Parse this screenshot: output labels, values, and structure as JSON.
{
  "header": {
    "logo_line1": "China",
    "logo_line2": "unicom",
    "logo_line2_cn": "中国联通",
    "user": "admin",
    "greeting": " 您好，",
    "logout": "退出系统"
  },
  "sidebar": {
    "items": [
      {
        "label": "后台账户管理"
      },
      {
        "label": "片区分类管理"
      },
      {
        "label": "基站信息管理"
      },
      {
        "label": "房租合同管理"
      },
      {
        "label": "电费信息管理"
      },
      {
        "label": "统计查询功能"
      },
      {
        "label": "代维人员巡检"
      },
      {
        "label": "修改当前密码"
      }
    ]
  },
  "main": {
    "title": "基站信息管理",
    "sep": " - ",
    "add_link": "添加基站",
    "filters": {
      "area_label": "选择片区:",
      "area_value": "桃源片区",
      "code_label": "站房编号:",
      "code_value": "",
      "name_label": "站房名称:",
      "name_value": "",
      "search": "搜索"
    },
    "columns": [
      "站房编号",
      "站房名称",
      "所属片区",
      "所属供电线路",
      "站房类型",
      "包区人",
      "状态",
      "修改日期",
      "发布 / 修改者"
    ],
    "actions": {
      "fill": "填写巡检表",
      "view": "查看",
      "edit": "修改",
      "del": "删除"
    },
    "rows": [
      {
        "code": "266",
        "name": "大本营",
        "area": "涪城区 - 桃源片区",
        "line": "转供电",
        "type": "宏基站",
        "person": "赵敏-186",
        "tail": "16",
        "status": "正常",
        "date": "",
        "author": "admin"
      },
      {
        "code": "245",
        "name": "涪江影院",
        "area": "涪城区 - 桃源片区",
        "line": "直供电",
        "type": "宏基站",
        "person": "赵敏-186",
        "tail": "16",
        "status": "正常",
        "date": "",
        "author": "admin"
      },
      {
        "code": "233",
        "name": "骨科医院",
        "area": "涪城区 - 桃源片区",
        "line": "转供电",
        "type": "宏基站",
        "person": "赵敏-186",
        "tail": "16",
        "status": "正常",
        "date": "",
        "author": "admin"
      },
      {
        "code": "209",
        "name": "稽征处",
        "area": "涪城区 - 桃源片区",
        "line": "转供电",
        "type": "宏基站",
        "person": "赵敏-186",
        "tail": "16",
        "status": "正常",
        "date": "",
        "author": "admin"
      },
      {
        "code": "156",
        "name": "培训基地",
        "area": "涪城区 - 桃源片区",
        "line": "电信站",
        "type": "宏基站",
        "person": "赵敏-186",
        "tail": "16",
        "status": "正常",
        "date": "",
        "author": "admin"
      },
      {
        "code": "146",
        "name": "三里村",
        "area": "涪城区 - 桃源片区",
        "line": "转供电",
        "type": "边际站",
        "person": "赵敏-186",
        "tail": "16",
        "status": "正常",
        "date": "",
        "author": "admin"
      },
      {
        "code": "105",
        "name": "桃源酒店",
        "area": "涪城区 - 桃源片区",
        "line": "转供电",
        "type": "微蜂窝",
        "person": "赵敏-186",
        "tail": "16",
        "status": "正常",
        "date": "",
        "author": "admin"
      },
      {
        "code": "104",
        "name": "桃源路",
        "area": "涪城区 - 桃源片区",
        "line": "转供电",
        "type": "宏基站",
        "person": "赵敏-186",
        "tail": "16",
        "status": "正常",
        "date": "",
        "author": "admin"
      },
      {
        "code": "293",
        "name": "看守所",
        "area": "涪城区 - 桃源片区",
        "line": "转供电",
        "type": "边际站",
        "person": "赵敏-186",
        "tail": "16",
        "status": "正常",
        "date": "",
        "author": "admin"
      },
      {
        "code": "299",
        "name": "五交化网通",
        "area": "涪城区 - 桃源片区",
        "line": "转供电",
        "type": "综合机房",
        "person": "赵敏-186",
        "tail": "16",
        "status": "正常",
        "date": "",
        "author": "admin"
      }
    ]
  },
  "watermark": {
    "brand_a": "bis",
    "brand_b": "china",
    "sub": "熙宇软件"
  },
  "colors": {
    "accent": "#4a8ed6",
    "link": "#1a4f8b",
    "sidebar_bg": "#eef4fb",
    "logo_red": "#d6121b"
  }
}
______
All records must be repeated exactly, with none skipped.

- Completed task:
Parse this screenshot: output labels, values, and structure as JSON.
{
  "header": {
    "logo_line1": "China",
    "logo_line2": "unicom",
    "logo_line2_cn": "中国联通",
    "user": "admin",
    "greeting": " 您好，",
    "logout": "退出系统"
  },
  "sidebar": {
    "items": [
      {
        "label": "后台账户管理"
      },
      {
        "label": "片区分类管理"
      },
      {
        "label": "基站信息管理"
      },
      {
        "label": "房租合同管理"
      },
      {
        "label": "电费信息管理"
      },
      {
        "label": "统计查询功能"
      },
      {
        "label": "代维人员巡检"
      },
      {
        "label": "修改当前密码"
      }
    ]
  },
  "main": {
    "title": "基站信息管理",
    "sep": " - ",
    "add_link": "添加基站",
    "filters": {
      "area_label": "选择片区:",
      "area_value": "桃源片区",
      "code_label": "站房编号:",
      "code_value": "",
      "name_label": "站房名称:",
      "name_value": "",
      "search": "搜索"
    },
    "columns": [
      "站房编号",
      "站房名称",
      "所属片区",
      "所属供电线路",
      "站房类型",
      "包区人",
      "状态",
      "修改日期",
      "发布 / 修改者"
    ],
    "actions": {
      "fill": "填写巡检表",
      "view": "查看",
      "edit": "修改",
      "del": "删除"
    },
    "rows": [
      {
        "code": "266",
        "name": "大本营",
        "area": "涪城区 - 桃源片区",
        "line": "转供电",
        "type": "宏基站",
        "person": "赵敏-186",
        "tail": "16",
        "status": "正常",
        "date": "",
        "author": "admin"
      },
      {
        "code": "245",
        "name": "涪江影院",
        "area": "涪城区 - 桃源片区",
        "line": "直供电",
        "type": "宏基站",
        "person": "赵敏-186",
        "tail": "16",
        "status": "正常",
        "date": "",
        "author": "admin"
      },
      {
        "code": "233",
        "name": "骨科医院",
        "area": "涪城区 - 桃源片区",
        "line": "转供电",
        "type": "宏基站",
        "person": "赵敏-186",
        "tail": "16",
        "status": "正常",
        "date": "",
        "author": "admin"
      },
      {
        "code": "209",
        "name": "稽征处",
        "area": "涪城区 - 桃源片区",
        "line": "转供电",
        "type": "宏基站",
        "person": "赵敏-186",
        "tail": "16",
        "status": "正常",
        "date": "",
        "author": "admin"
      },
      {
        "code": "156",
        "name": "培训基地",
        "area": "涪城区 - 桃源片区",
        "line": "电信站",
        "type": "宏基站",
        "person": "赵敏-186",
        "tail": "16",
        "status": "正常",
        "date": "",
        "author": "admin"
      },
      {
        "code": "146",
        "name": "三里村",
        "area": "涪城区 - 桃源片区",
        "line": "转供电",
        "type": "边际站",
        "person": "赵敏-186",
        "tail": "16",
        "status": "正常",
        "date": "",
        "author": "admin"
      },
      {
        "code": "105",
        "name": "桃源酒店",
        "area": "涪城区 - 桃源片区",
        "line": "转供电",
        "type": "微蜂窝",
        "person": "赵敏-186",
        "tail": "16",
        "status": "正常",
        "date": "",
        "author": "admin"
      },
      {
        "code": "104",
        "name": "桃源路",
        "area": "涪城区 - 桃源片区",
        "line": "转供电",
        "type": "宏基站",
        "person": "赵敏-186",
        "tail": "16",
        "status": "正常",
        "date": "",
        "author": "admin"
      },
      {
        "code": "293",
        "name": "看守所",
        "area": "涪城区 - 桃源片区",
        "line": "转供电",
        "type": "边际站",
        "person": "赵敏-186",
        "tail": "16",
        "status": "正常",
        "date": "",
        "author": "admin"
      },
      {
        "code": "299",
        "name": "五交化网通",
        "area": "涪城区 - 桃源片区",
        "line": "转供电",
        "type": "综合机房",
        "person": "赵敏-186",
        "tail": "16",
        "status": "正常",
        "date": "",
        "author": "admin"
      }
    ]
  },
  "watermark": {
    "brand_a": "bis",
    "brand_b": "china",
    "sub": "熙宇软件"
  },
  "colors": {
    "accent": "#4a8ed6",
    "link": "#1a4f8b",
    "sidebar_bg": "#eef4fb",
    "logo_red": "#d6121b"
  }
}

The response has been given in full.